%%

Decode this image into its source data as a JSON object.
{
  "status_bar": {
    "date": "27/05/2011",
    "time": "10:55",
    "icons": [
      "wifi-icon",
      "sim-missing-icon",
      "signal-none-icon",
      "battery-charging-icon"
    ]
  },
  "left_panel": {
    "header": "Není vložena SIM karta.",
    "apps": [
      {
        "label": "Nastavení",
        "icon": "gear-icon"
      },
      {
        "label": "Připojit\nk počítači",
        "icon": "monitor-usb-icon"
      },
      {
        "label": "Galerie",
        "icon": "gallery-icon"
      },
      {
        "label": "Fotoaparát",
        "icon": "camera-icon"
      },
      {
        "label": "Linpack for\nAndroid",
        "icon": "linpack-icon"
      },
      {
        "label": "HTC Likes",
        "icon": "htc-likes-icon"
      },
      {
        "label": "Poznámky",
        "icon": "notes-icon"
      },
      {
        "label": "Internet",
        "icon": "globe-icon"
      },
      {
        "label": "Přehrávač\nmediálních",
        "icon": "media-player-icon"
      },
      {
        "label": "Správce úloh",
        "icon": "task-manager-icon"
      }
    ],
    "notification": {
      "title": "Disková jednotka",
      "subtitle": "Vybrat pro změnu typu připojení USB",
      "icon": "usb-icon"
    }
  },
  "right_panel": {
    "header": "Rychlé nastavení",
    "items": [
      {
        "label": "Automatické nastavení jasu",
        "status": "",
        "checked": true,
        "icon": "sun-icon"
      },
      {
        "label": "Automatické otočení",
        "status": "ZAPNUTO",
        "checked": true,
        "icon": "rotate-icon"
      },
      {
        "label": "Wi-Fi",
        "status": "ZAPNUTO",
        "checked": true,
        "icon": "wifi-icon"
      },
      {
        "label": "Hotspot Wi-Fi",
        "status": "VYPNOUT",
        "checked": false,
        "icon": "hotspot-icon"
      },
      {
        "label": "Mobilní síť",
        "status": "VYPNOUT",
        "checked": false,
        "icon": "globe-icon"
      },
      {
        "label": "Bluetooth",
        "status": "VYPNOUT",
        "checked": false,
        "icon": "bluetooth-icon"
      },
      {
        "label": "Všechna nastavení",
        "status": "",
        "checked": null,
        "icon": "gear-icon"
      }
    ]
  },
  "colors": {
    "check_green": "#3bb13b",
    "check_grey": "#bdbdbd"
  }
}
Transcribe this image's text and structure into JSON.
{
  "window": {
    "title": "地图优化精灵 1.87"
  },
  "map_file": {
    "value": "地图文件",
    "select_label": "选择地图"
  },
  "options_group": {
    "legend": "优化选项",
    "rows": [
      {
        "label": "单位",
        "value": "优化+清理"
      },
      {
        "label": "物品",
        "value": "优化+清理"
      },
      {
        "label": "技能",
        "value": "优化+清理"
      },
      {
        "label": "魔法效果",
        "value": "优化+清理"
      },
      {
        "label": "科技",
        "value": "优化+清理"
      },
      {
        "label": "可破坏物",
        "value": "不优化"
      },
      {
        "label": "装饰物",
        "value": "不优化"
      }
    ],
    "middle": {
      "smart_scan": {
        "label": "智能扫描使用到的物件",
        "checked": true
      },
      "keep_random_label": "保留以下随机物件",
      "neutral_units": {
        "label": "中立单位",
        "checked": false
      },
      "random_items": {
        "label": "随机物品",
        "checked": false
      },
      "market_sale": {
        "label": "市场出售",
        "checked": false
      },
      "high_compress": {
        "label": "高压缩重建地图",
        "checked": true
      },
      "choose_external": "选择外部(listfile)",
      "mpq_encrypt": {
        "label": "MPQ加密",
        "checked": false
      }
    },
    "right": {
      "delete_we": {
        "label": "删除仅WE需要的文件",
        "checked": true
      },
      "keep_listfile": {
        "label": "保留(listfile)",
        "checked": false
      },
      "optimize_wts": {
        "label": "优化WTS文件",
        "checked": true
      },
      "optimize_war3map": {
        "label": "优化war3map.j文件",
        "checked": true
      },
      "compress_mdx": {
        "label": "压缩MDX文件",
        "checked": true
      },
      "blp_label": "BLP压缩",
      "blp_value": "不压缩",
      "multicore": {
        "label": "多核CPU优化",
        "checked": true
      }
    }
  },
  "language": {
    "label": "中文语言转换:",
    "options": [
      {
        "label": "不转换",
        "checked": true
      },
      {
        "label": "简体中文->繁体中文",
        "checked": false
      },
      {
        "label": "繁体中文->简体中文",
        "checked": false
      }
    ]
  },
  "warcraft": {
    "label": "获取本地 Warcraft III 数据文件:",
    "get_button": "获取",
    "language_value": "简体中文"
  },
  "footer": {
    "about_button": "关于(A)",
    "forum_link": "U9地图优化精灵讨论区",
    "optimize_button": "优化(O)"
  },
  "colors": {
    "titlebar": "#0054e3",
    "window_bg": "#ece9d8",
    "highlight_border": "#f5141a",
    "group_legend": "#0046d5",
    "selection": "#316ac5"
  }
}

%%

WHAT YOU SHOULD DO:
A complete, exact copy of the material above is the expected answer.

RESPONSE BELOW:
Decode this image into its source data as a JSON object.
{
  "status_bar": {
    "date": "27/05/2011",
    "time": "10:55",
    "icons": [
      "wifi-icon",
      "sim-missing-icon",
      "signal-none-icon",
      "battery-charging-icon"
    ]
  },
  "left_panel": {
    "header": "Není vložena SIM karta.",
    "apps": [
      {
        "label": "Nastavení",
        "icon": "gear-icon"
      },
      {
        "label": "Připojit\nk počítači",
        "icon": "monitor-usb-icon"
      },
      {
        "label": "Galerie",
        "icon": "gallery-icon"
      },
      {
        "label": "Fotoaparát",
        "icon": "camera-icon"
      },
      {
        "label": "Linpack for\nAndroid",
        "icon": "linpack-icon"
      },
      {
        "label": "HTC Likes",
        "icon": "htc-likes-icon"
      },
      {
        "label": "Poznámky",
        "icon": "notes-icon"
      },
      {
        "label": "Internet",
        "icon": "globe-icon"
      },
      {
        "label": "Přehrávač\nmediálních",
        "icon": "media-player-icon"
      },
      {
        "label": "Správce úloh",
        "icon": "task-manager-icon"
      }
    ],
    "notification": {
      "title": "Disková jednotka",
      "subtitle": "Vybrat pro změnu typu připojení USB",
      "icon": "usb-icon"
    }
  },
  "right_panel": {
    "header": "Rychlé nastavení",
    "items": [
      {
        "label": "Automatické nastavení jasu",
        "status": "",
        "checked": true,
        "icon": "sun-icon"
      },
      {
        "label": "Automatické otočení",
        "status": "ZAPNUTO",
        "checked": true,
        "icon": "rotate-icon"
      },
      {
        "label": "Wi-Fi",
        "status": "ZAPNUTO",
        "checked": true,
        "icon": "wifi-icon"
      },
      {
        "label": "Hotspot Wi-Fi",
        "status": "VYPNOUT",
        "checked": false,
        "icon": "hotspot-icon"
      },
      {
        "label": "Mobilní síť",
        "status": "VYPNOUT",
        "checked": false,
        "icon": "globe-icon"
      },
      {
        "label": "Bluetooth",
        "status": "VYPNOUT",
        "checked": false,
        "icon": "bluetooth-icon"
      },
      {
        "label": "Všechna nastavení",
        "status": "",
        "checked": null,
        "icon": "gear-icon"
      }
    ]
  },
  "colors": {
    "check_green": "#3bb13b",
    "check_grey": "#bdbdbd"
  }
}
Transcribe this image's text and structure into JSON.
{
  "window": {
    "title": "地图优化精灵 1.87"
  },
  "map_file": {
    "value": "地图文件",
    "select_label": "选择地图"
  },
  "options_group": {
    "legend": "优化选项",
    "rows": [
      {
        "label": "单位",
        "value": "优化+清理"
      },
      {
        "label": "物品",
        "value": "优化+清理"
      },
      {
        "label": "技能",
        "value": "优化+清理"
      },
      {
        "label": "魔法效果",
        "value": "优化+清理"
      },
      {
        "label": "科技",
        "value": "优化+清理"
      },
      {
        "label": "可破坏物",
        "value": "不优化"
      },
      {
        "label": "装饰物",
        "value": "不优化"
      }
    ],
    "middle": {
      "smart_scan": {
        "label": "智能扫描使用到的物件",
        "checked": true
      },
      "keep_random_label": "保留以下随机物件",
      "neutral_units": {
        "label": "中立单位",
        "checked": false
      },
      "random_items": {
        "label": "随机物品",
        "checked": false
      },
      "market_sale": {
        "label": "市场出售",
        "checked": false
      },
      "high_compress": {
        "label": "高压缩重建地图",
        "checked": true
      },
      "choose_external": "选择外部(listfile)",
      "mpq_encrypt": {
        "label": "MPQ加密",
        "checked": false
      }
    },
    "right": {
      "delete_we": {
        "label": "删除仅WE需要的文件",
        "checked": true
      },
      "keep_listfile": {
        "label": "保留(listfile)",
        "checked": false
      },
      "optimize_wts": {
        "label": "优化WTS文件",
        "checked": true
      },
      "optimize_war3map": {
        "label": "优化war3map.j文件",
        "checked": true
      },
      "compress_mdx": {
        "label": "压缩MDX文件",
        "checked": true
      },
      "blp_label": "BLP压缩",
      "blp_value": "不压缩",
      "multicore": {
        "label": "多核CPU优化",
        "checked": true
      }
    }
  },
  "language": {
    "label": "中文语言转换:",
    "options": [
      {
        "label": "不转换",
        "checked": true
      },
      {
        "label": "简体中文->繁体中文",
        "checked": false
      },
      {
        "label": "繁体中文->简体中文",
        "checked": false
      }
    ]
  },
  "warcraft": {
    "label": "获取本地 Warcraft III 数据文件:",
    "get_button": "获取",
    "language_value": "简体中文"
  },
  "footer": {
    "about_button": "关于(A)",
    "forum_link": "U9地图优化精灵讨论区",
    "optimize_button": "优化(O)"
  },
  "colors": {
    "titlebar": "#0054e3",
    "window_bg": "#ece9d8",
    "highlight_border": "#f5141a",
    "group_legend": "#0046d5",
    "selection": "#316ac5"
  }
}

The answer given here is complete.